Task requirements: Lines with the word "title" are the ones wanted. Copy each of them from the entries below.

Items from an interface collection
====================

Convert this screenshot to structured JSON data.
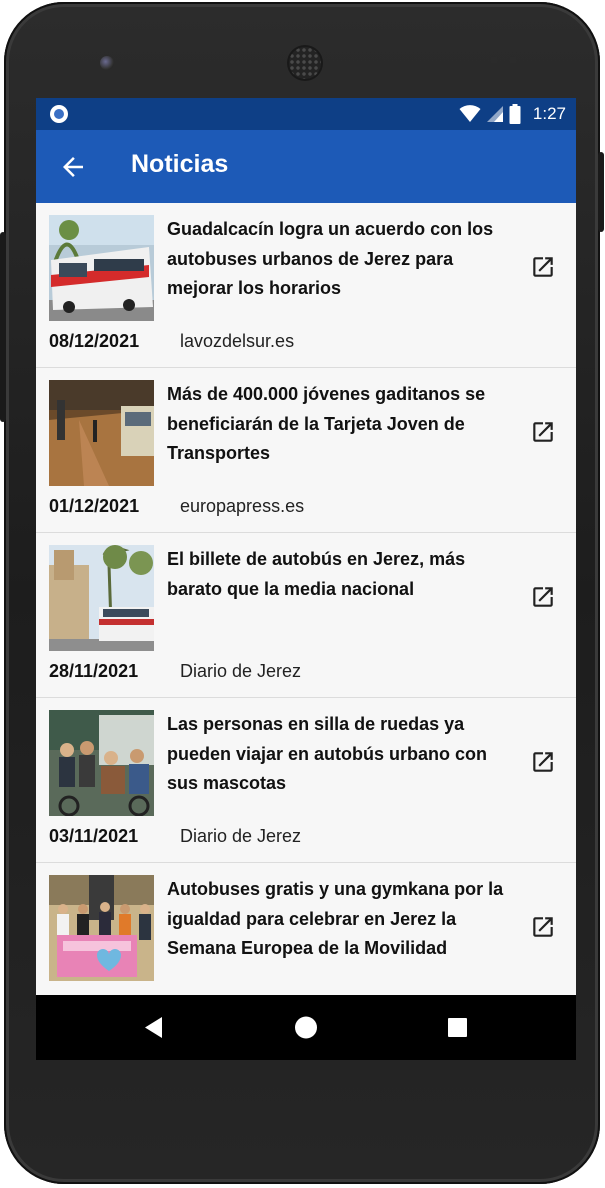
{
  "status_bar": {
    "time": "1:27"
  },
  "app_bar": {
    "title": "Noticias",
    "back_icon": "arrow-back-icon"
  },
  "news": [
    {
      "title": "Guadalcacín logra un acuerdo con los autobuses urbanos de Jerez para mejorar los horarios",
      "date": "08/12/2021",
      "source": "lavozdelsur.es"
    },
    {
      "title": "Más de 400.000 jóvenes gaditanos se beneficiarán de la Tarjeta Joven de Transportes",
      "date": "01/12/2021",
      "source": "europapress.es"
    },
    {
      "title": "El billete de autobús en Jerez, más barato que la media nacional",
      "date": "28/11/2021",
      "source": "Diario de Jerez"
    },
    {
      "title": "Las personas en silla de ruedas ya pueden viajar en autobús urbano con sus mascotas",
      "date": "03/11/2021",
      "source": "Diario de Jerez"
    },
    {
      "title": "Autobuses gratis y una gymkana por la igualdad para celebrar en Jerez la Semana Europea de la Movilidad",
      "date": "",
      "source": ""
    }
  ],
  "colors": {
    "status_bar": "#0e3f86",
    "app_bar": "#1d5ab7",
    "list_bg": "#f7f7f7",
    "nav_bar": "#000000"
  },
  "icons": {
    "external_link": "open-in-new-icon",
    "nav_back": "triangle-back-icon",
    "nav_home": "circle-home-icon",
    "nav_recents": "square-recents-icon"
  }
}
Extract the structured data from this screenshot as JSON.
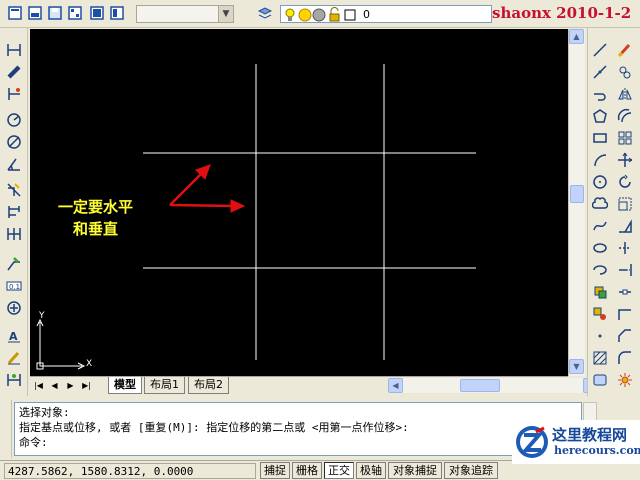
{
  "watermark": "shaonx 2010-1-2",
  "toolbar": {
    "style_combo_value": "",
    "layer_name": "0",
    "icons": [
      "new-file-icon",
      "open-file-icon",
      "save-icon",
      "print-icon",
      "style-icon",
      "layer-manager-icon",
      "bulb-icon",
      "sun-icon",
      "lock-icon",
      "color-swatch-icon"
    ]
  },
  "drawing": {
    "annotation_line1": "一定要水平",
    "annotation_line2": "和垂直",
    "ucs_x_label": "X",
    "ucs_y_label": "Y",
    "line_color": "#ffffff",
    "arrow_color": "#e01010",
    "text_color": "#ffff33",
    "background": "#000000"
  },
  "tabs": [
    {
      "label": "模型",
      "active": true
    },
    {
      "label": "布局1",
      "active": false
    },
    {
      "label": "布局2",
      "active": false
    }
  ],
  "left_tools": [
    "linear-dim-icon",
    "aligned-dim-icon",
    "ordinate-dim-icon",
    "radius-dim-icon",
    "diameter-dim-icon",
    "angular-dim-icon",
    "quick-dim-icon",
    "baseline-dim-icon",
    "continue-dim-icon",
    "leader-icon",
    "tolerance-icon",
    "center-mark-icon",
    "dim-edit-icon",
    "dim-text-edit-icon",
    "dim-update-icon"
  ],
  "right_tools_col1": [
    "line-icon",
    "construction-line-icon",
    "polyline-icon",
    "polygon-icon",
    "rectangle-icon",
    "arc-icon",
    "circle-icon",
    "revision-cloud-icon",
    "spline-icon",
    "ellipse-icon",
    "ellipse-arc-icon",
    "insert-block-icon",
    "make-block-icon",
    "point-icon",
    "hatch-icon",
    "region-icon"
  ],
  "right_tools_col2": [
    "erase-icon",
    "copy-icon",
    "mirror-icon",
    "offset-icon",
    "array-icon",
    "move-icon",
    "rotate-icon",
    "scale-icon",
    "stretch-icon",
    "trim-icon",
    "extend-icon",
    "break-icon",
    "join-icon",
    "chamfer-icon",
    "fillet-icon",
    "explode-icon"
  ],
  "command": {
    "line1": "选择对象:",
    "line2": "指定基点或位移, 或者 [重复(M)]: 指定位移的第二点或 <用第一点作位移>:",
    "line3": "命令:"
  },
  "status": {
    "coordinates": "4287.5862, 1580.8312, 0.0000",
    "buttons": [
      {
        "label": "捕捉",
        "on": false
      },
      {
        "label": "栅格",
        "on": false
      },
      {
        "label": "正交",
        "on": true
      },
      {
        "label": "极轴",
        "on": false
      },
      {
        "label": "对象捕捉",
        "on": false
      },
      {
        "label": "对象追踪",
        "on": false
      }
    ]
  },
  "logo": {
    "title": "这里教程网",
    "url": "herecours.com"
  }
}
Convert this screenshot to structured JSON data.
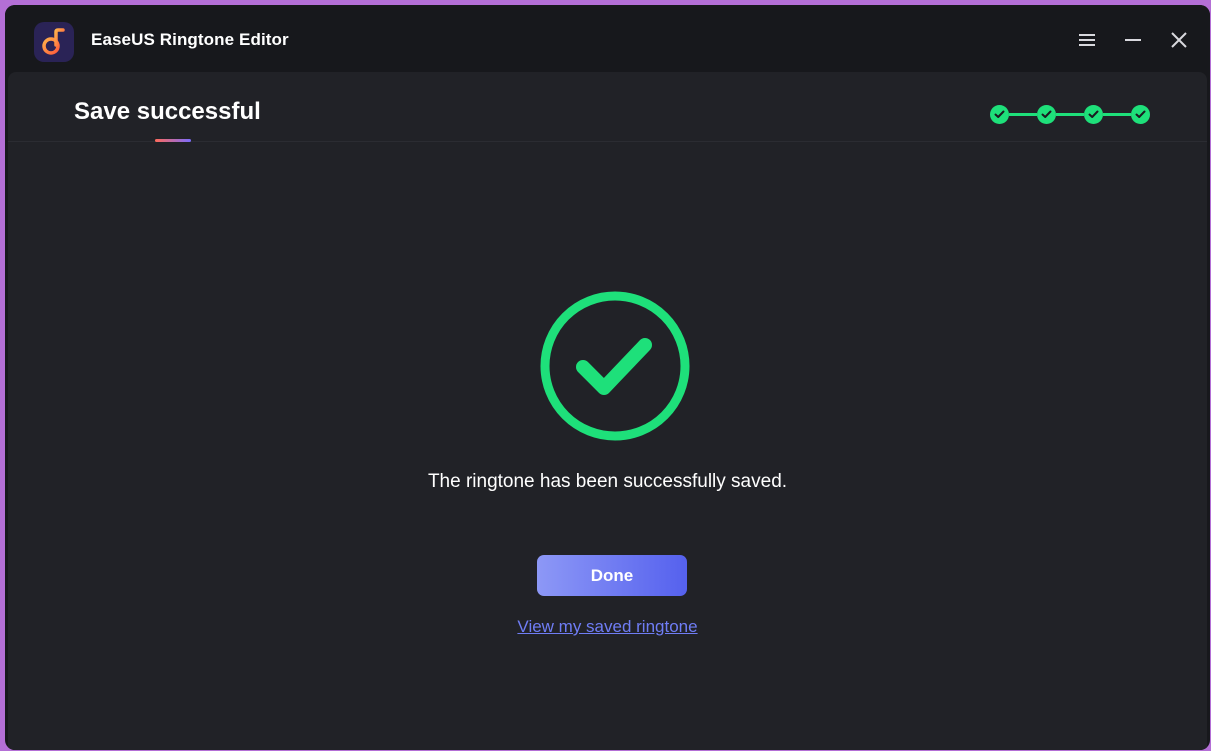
{
  "window": {
    "title": "EaseUS Ringtone Editor",
    "icons": {
      "logo": "music-note-logo-icon",
      "menu": "hamburger-menu-icon",
      "minimize": "minimize-icon",
      "close": "close-icon"
    }
  },
  "header": {
    "title": "Save successful",
    "steps": [
      {
        "status": "complete"
      },
      {
        "status": "complete"
      },
      {
        "status": "complete"
      },
      {
        "status": "complete"
      }
    ]
  },
  "main": {
    "status_icon": "success-check-icon",
    "message": "The ringtone has been successfully saved.",
    "done_button": "Done",
    "view_link": "View my saved ringtone"
  },
  "colors": {
    "accent_green": "#1ee07a",
    "button_gradient_start": "#8d98f6",
    "button_gradient_end": "#5561ee",
    "link": "#6f7df5",
    "panel_bg": "#212227",
    "window_bg": "#17181c"
  }
}
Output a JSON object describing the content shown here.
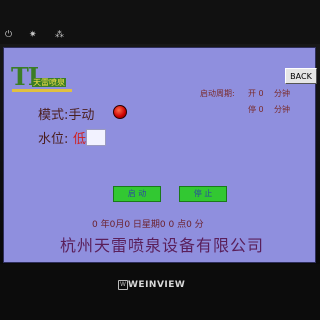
{
  "device": {
    "icons": [
      "power-icon",
      "brightness-icon",
      "network-icon"
    ],
    "brand": "WEINVIEW"
  },
  "screen": {
    "logo": {
      "letters": "TL",
      "sub": "天雷喷泉"
    },
    "back_label": "BACK",
    "period": {
      "label": "启动周期:",
      "on_value": "开 0",
      "on_unit": "分钟",
      "off_value": "停 0",
      "off_unit": "分钟"
    },
    "mode": {
      "label": "模式:手动"
    },
    "level": {
      "label": "水位:",
      "value": "低"
    },
    "start_label": "启 动",
    "stop_label": "停 止",
    "datetime": "0 年0月0 日星期0  0 点0 分",
    "company": "杭州天雷喷泉设备有限公司"
  }
}
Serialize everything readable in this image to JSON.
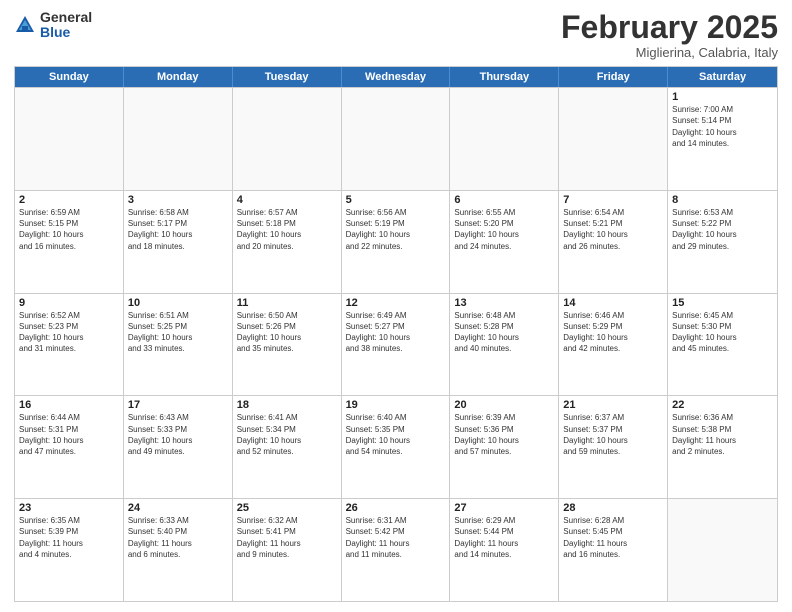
{
  "header": {
    "logo_general": "General",
    "logo_blue": "Blue",
    "title": "February 2025",
    "location": "Miglierina, Calabria, Italy"
  },
  "weekdays": [
    "Sunday",
    "Monday",
    "Tuesday",
    "Wednesday",
    "Thursday",
    "Friday",
    "Saturday"
  ],
  "weeks": [
    [
      {
        "day": "",
        "info": ""
      },
      {
        "day": "",
        "info": ""
      },
      {
        "day": "",
        "info": ""
      },
      {
        "day": "",
        "info": ""
      },
      {
        "day": "",
        "info": ""
      },
      {
        "day": "",
        "info": ""
      },
      {
        "day": "1",
        "info": "Sunrise: 7:00 AM\nSunset: 5:14 PM\nDaylight: 10 hours\nand 14 minutes."
      }
    ],
    [
      {
        "day": "2",
        "info": "Sunrise: 6:59 AM\nSunset: 5:15 PM\nDaylight: 10 hours\nand 16 minutes."
      },
      {
        "day": "3",
        "info": "Sunrise: 6:58 AM\nSunset: 5:17 PM\nDaylight: 10 hours\nand 18 minutes."
      },
      {
        "day": "4",
        "info": "Sunrise: 6:57 AM\nSunset: 5:18 PM\nDaylight: 10 hours\nand 20 minutes."
      },
      {
        "day": "5",
        "info": "Sunrise: 6:56 AM\nSunset: 5:19 PM\nDaylight: 10 hours\nand 22 minutes."
      },
      {
        "day": "6",
        "info": "Sunrise: 6:55 AM\nSunset: 5:20 PM\nDaylight: 10 hours\nand 24 minutes."
      },
      {
        "day": "7",
        "info": "Sunrise: 6:54 AM\nSunset: 5:21 PM\nDaylight: 10 hours\nand 26 minutes."
      },
      {
        "day": "8",
        "info": "Sunrise: 6:53 AM\nSunset: 5:22 PM\nDaylight: 10 hours\nand 29 minutes."
      }
    ],
    [
      {
        "day": "9",
        "info": "Sunrise: 6:52 AM\nSunset: 5:23 PM\nDaylight: 10 hours\nand 31 minutes."
      },
      {
        "day": "10",
        "info": "Sunrise: 6:51 AM\nSunset: 5:25 PM\nDaylight: 10 hours\nand 33 minutes."
      },
      {
        "day": "11",
        "info": "Sunrise: 6:50 AM\nSunset: 5:26 PM\nDaylight: 10 hours\nand 35 minutes."
      },
      {
        "day": "12",
        "info": "Sunrise: 6:49 AM\nSunset: 5:27 PM\nDaylight: 10 hours\nand 38 minutes."
      },
      {
        "day": "13",
        "info": "Sunrise: 6:48 AM\nSunset: 5:28 PM\nDaylight: 10 hours\nand 40 minutes."
      },
      {
        "day": "14",
        "info": "Sunrise: 6:46 AM\nSunset: 5:29 PM\nDaylight: 10 hours\nand 42 minutes."
      },
      {
        "day": "15",
        "info": "Sunrise: 6:45 AM\nSunset: 5:30 PM\nDaylight: 10 hours\nand 45 minutes."
      }
    ],
    [
      {
        "day": "16",
        "info": "Sunrise: 6:44 AM\nSunset: 5:31 PM\nDaylight: 10 hours\nand 47 minutes."
      },
      {
        "day": "17",
        "info": "Sunrise: 6:43 AM\nSunset: 5:33 PM\nDaylight: 10 hours\nand 49 minutes."
      },
      {
        "day": "18",
        "info": "Sunrise: 6:41 AM\nSunset: 5:34 PM\nDaylight: 10 hours\nand 52 minutes."
      },
      {
        "day": "19",
        "info": "Sunrise: 6:40 AM\nSunset: 5:35 PM\nDaylight: 10 hours\nand 54 minutes."
      },
      {
        "day": "20",
        "info": "Sunrise: 6:39 AM\nSunset: 5:36 PM\nDaylight: 10 hours\nand 57 minutes."
      },
      {
        "day": "21",
        "info": "Sunrise: 6:37 AM\nSunset: 5:37 PM\nDaylight: 10 hours\nand 59 minutes."
      },
      {
        "day": "22",
        "info": "Sunrise: 6:36 AM\nSunset: 5:38 PM\nDaylight: 11 hours\nand 2 minutes."
      }
    ],
    [
      {
        "day": "23",
        "info": "Sunrise: 6:35 AM\nSunset: 5:39 PM\nDaylight: 11 hours\nand 4 minutes."
      },
      {
        "day": "24",
        "info": "Sunrise: 6:33 AM\nSunset: 5:40 PM\nDaylight: 11 hours\nand 6 minutes."
      },
      {
        "day": "25",
        "info": "Sunrise: 6:32 AM\nSunset: 5:41 PM\nDaylight: 11 hours\nand 9 minutes."
      },
      {
        "day": "26",
        "info": "Sunrise: 6:31 AM\nSunset: 5:42 PM\nDaylight: 11 hours\nand 11 minutes."
      },
      {
        "day": "27",
        "info": "Sunrise: 6:29 AM\nSunset: 5:44 PM\nDaylight: 11 hours\nand 14 minutes."
      },
      {
        "day": "28",
        "info": "Sunrise: 6:28 AM\nSunset: 5:45 PM\nDaylight: 11 hours\nand 16 minutes."
      },
      {
        "day": "",
        "info": ""
      }
    ]
  ]
}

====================

Exercise answer:
    "title": "Noticias",
      "title": "Guadalcacín logra un acuerdo con los autobuses urbanos de Jerez para mejorar los horarios",
      "title": "Más de 400.000 jóvenes gaditanos se beneficiarán de la Tarjeta Joven de Transportes",
      "title": "El billete de autobús en Jerez, más barato que la media nacional",
      "title": "Las personas en silla de ruedas ya pueden viajar en autobús urbano con sus mascotas",
      "title": "Autobuses gratis y una gymkana por la igualdad para celebrar en Jerez la Semana Europea de la Movilidad",
    "title": "这里教程网",
    "title": "EaseUS Ringtone Editor",
    "title": "Save successful",
    "title": "February 2025",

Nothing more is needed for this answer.